While quite revealing, the study didn’t consider several factors. For instance, the researchers acknowledge that their study did not take the rider’s body and the motorcycle structure (fairing) into consideration. Keep in mind that the size of the windscreen and the type of fairing affect how much wind reaches your helmet and influence how much noise you perceive. They also recognize that the sound levels vary with how the helmet fits the rider’s head—the opening under the chin will incidentally vary in size and shape.

The research also didn’t take helmet features such as visors, seals, vents, and modular chin pieces into consideration. Any opening or ill-fitting component can cause additional noise. If you’ve ever had to deal with a whistling visor, you can vouch for this. That being said, by knowing that causes the noise, it becomes easier to counteract it.

What Features Should You Look For? 

We have a long way to go before we see helmets that efficiently protect our hearing hit the market, and chances are that when the technology reaches that coveted level, we’ll have to pay the price of innovation.

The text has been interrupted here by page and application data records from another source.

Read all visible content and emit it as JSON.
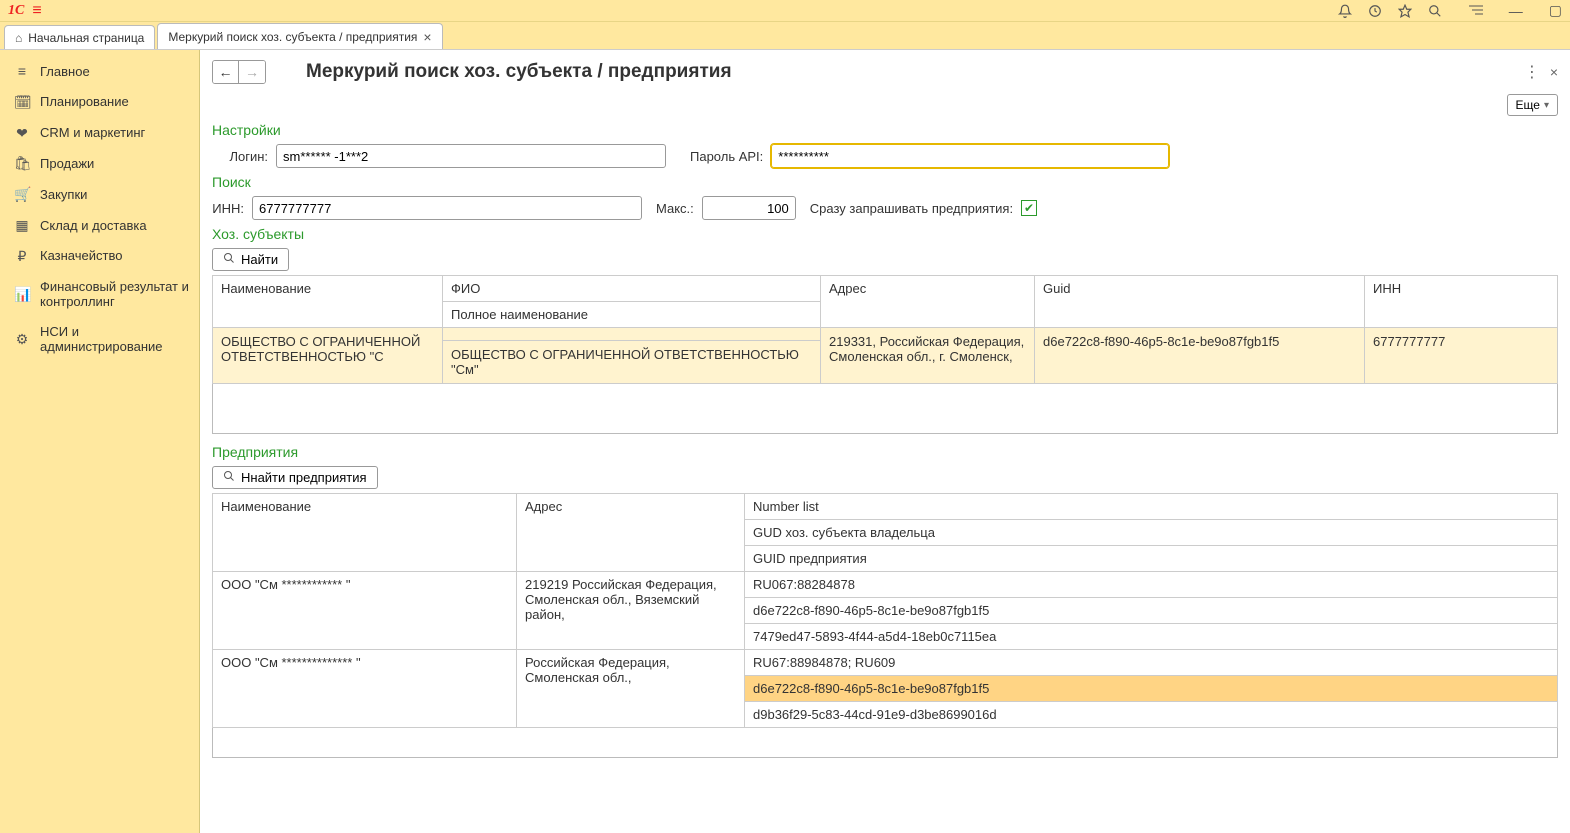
{
  "topbar": {
    "logo": "1C"
  },
  "tabs": {
    "home": "Начальная страница",
    "active": "Меркурий поиск хоз. субъекта / предприятия"
  },
  "sidebar": {
    "items": [
      {
        "icon": "≡",
        "label": "Главное"
      },
      {
        "icon": "🗓",
        "label": "Планирование"
      },
      {
        "icon": "❤",
        "label": "CRM и маркетинг"
      },
      {
        "icon": "🛍",
        "label": "Продажи"
      },
      {
        "icon": "🛒",
        "label": "Закупки"
      },
      {
        "icon": "▦",
        "label": "Склад и доставка"
      },
      {
        "icon": "₽",
        "label": "Казначейство"
      },
      {
        "icon": "📊",
        "label": "Финансовый результат и контроллинг"
      },
      {
        "icon": "⚙",
        "label": "НСИ и администрирование"
      }
    ]
  },
  "page": {
    "title": "Меркурий поиск хоз. субъекта / предприятия",
    "more": "Еще"
  },
  "settings": {
    "heading": "Настройки",
    "login_label": "Логин:",
    "login_value": "sm****** -1***2",
    "password_label": "Пароль API:",
    "password_value": "**********"
  },
  "search": {
    "heading": "Поиск",
    "inn_label": "ИНН:",
    "inn_value": "6777777777",
    "max_label": "Макс.:",
    "max_value": "100",
    "immediate_label": "Сразу запрашивать предприятия:"
  },
  "subjects": {
    "heading": "Хоз. субъекты",
    "find_btn": "Найти",
    "cols": {
      "name": "Наименование",
      "fio": "ФИО",
      "fio_sub": "Полное наименование",
      "addr": "Адрес",
      "guid": "Guid",
      "inn": "ИНН"
    },
    "row": {
      "name": "ОБЩЕСТВО С ОГРАНИЧЕННОЙ ОТВЕТСТВЕННОСТЬЮ \"С",
      "full": "ОБЩЕСТВО С ОГРАНИЧЕННОЙ ОТВЕТСТВЕННОСТЬЮ \"См\"",
      "addr": "219331, Российская Федерация, Смоленская обл., г. Смоленск,",
      "guid": "d6e722c8-f890-46p5-8c1e-be9o87fgb1f5",
      "inn": "6777777777"
    }
  },
  "enterprises": {
    "heading": "Предприятия",
    "find_btn": "Ннайти предприятия",
    "cols": {
      "name": "Наименование",
      "addr": "Адрес",
      "numlist": "Number list",
      "gud": "GUD хоз. субъекта владельца",
      "guid": "GUID предприятия"
    },
    "rows": [
      {
        "name": "ООО \"См  ************  \"",
        "addr": "219219 Российская Федерация, Смоленская обл., Вяземский район,",
        "numlist": "RU067:88284878",
        "gud": "d6e722c8-f890-46p5-8c1e-be9o87fgb1f5",
        "guid": "7479ed47-5893-4f44-a5d4-18eb0c7115ea"
      },
      {
        "name": "ООО \"См  **************  \"",
        "addr": "Российская Федерация, Смоленская обл.,",
        "numlist": "RU67:88984878; RU609",
        "gud": "d6e722c8-f890-46p5-8c1e-be9o87fgb1f5",
        "guid": "d9b36f29-5c83-44cd-91e9-d3be8699016d"
      }
    ]
  }
}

In the meantime, what can we do to protect our ears? As Promotor’s study proved, there is no perfectly sound-proofed helmet so what are the options? The good news is that there are a few things we can look for in a helmet that will help block out the noise. Keep in mind that none of those features alone will save your ears; a combination of several will provide you with the optimal protection.   

A thick, well-fitted neck roll is your first line of defense against road noise.

Based on the University of Bath’s results, a thick, well-fitted neck roll and the presence of a chin guard and/or a windjammer should help block out some of the noise by reducing the flow of air that enters the lid. You will, of course, want to try the helmet on to determine how well it fits on your head and around your chin and neck. The better the lining and padding around the head and neck fit your head, the better impact and noise protection the helmet will provide.   

Look at helmets with a good-quality shield as well. Test the shield and its mechanism to see that it seals properly when closed. Is the visor’s material thick and sturdy or flimsy and easy to distort? Does the mechanism press the visor against the rubber seal or does the closure feel light and ill-fitted? A tight-fitting visor will help reduce the risks of dealing with avoidable noises like whistling.  

The same applies to the air ducts and vents: if the materials and closure systems are flimsy and low quality, chances are they might get caught in the wind and increase the noise level. Consider that a single-piece, full-face helmet is also quieter than a modular or a 3/4 model designed with additional opening and seals.  

The Shoei RF-1200 regularly appears on the list of the quietest helmets offered on the market and it retails for less than $500.

If your budget allows it, premium helmets such as Schuberth and Shoei are widely recognized as some of the quietest products on the market. Schuberth claims that its C4 full-face model limits the noise to 85 dB. You can also shop for smart helmets like those in Sena’s Momentum lineup that feature integrated headphones and use active noise cancellation to help cut down on the exterior decibels.   

Ultimately, the most popular, efficient, and inexpensive ear protector you can buy is a pair of earplugs. Sadly, while they’re generally socially accepted, they are considered illegal in a few States. According to AAA, the use of earbuds while operating a vehicle is forbidden in Alaska, California, and Maryland. Ohio appeared on the list as well until recently, when the use of earplugs by motorcyclists was legalized earlier in January 2020. 

Good helmet designs will help more than they will harm but you might want to double down on your ear protection and make sure your new lid checks as many boxes as possible. Good materials and a good fit can go a long way.  

Source: rideapart.com